Work order: Look through the entries below and count the lines that contain "visitor". Reply with that number only.

Stored items
* * * *
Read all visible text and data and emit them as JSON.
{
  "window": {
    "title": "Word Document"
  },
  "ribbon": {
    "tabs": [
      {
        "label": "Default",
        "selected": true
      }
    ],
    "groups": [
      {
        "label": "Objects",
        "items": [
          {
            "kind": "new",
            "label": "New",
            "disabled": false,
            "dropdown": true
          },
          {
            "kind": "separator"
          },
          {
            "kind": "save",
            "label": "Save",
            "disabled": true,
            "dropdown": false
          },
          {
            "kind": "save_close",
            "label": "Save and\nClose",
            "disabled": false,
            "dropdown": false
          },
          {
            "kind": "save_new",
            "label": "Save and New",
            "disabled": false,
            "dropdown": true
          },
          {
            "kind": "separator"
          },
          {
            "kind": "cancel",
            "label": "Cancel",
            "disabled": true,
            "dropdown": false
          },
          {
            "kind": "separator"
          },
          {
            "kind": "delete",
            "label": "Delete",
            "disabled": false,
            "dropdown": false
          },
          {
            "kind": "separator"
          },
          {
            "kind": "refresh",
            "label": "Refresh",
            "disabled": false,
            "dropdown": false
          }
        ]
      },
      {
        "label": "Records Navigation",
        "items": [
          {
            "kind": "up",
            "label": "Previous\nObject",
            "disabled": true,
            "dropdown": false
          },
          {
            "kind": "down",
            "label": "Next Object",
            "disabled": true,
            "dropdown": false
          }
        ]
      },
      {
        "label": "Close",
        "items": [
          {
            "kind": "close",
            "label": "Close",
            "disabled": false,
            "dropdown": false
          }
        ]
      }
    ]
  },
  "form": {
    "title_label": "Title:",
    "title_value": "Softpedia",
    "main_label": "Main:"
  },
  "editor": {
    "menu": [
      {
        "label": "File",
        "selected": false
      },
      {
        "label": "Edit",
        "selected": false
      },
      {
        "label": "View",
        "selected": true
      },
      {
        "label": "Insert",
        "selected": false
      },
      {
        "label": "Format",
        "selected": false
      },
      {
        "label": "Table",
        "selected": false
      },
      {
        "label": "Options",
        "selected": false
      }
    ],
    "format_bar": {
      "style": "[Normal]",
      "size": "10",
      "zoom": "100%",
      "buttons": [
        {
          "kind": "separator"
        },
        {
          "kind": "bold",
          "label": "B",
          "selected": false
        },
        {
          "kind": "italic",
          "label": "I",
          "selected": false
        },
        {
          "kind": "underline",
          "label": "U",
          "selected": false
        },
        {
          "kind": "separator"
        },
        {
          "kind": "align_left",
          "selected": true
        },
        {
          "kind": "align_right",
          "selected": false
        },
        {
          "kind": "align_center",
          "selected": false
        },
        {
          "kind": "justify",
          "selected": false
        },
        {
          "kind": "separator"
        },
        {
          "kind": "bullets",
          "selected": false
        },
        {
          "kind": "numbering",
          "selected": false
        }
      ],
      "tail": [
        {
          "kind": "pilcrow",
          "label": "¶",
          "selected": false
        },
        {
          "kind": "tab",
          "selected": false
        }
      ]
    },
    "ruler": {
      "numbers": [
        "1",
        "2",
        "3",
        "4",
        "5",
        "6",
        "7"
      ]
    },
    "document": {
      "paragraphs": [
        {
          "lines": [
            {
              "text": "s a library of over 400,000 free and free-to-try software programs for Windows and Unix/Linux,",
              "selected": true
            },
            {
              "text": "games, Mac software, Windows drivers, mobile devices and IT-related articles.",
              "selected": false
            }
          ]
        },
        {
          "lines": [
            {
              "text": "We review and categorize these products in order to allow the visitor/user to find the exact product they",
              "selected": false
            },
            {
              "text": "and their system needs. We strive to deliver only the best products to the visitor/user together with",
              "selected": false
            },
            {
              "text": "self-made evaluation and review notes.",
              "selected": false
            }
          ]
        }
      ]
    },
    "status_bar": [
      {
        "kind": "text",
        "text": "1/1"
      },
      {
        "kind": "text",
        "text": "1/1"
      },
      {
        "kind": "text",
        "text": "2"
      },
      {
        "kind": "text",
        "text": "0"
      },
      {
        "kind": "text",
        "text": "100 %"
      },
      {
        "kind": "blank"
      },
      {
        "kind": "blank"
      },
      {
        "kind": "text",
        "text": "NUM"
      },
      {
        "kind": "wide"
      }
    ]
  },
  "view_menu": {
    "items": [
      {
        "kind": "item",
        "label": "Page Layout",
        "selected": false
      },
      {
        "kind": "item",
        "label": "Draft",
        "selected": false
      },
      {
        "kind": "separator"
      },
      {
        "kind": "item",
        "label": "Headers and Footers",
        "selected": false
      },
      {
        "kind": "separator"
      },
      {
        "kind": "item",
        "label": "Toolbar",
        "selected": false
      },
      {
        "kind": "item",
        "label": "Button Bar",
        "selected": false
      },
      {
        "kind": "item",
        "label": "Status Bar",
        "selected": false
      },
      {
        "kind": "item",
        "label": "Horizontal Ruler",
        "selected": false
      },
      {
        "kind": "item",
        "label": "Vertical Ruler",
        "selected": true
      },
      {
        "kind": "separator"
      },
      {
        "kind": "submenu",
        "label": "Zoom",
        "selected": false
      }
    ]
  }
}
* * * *
Answer section: 2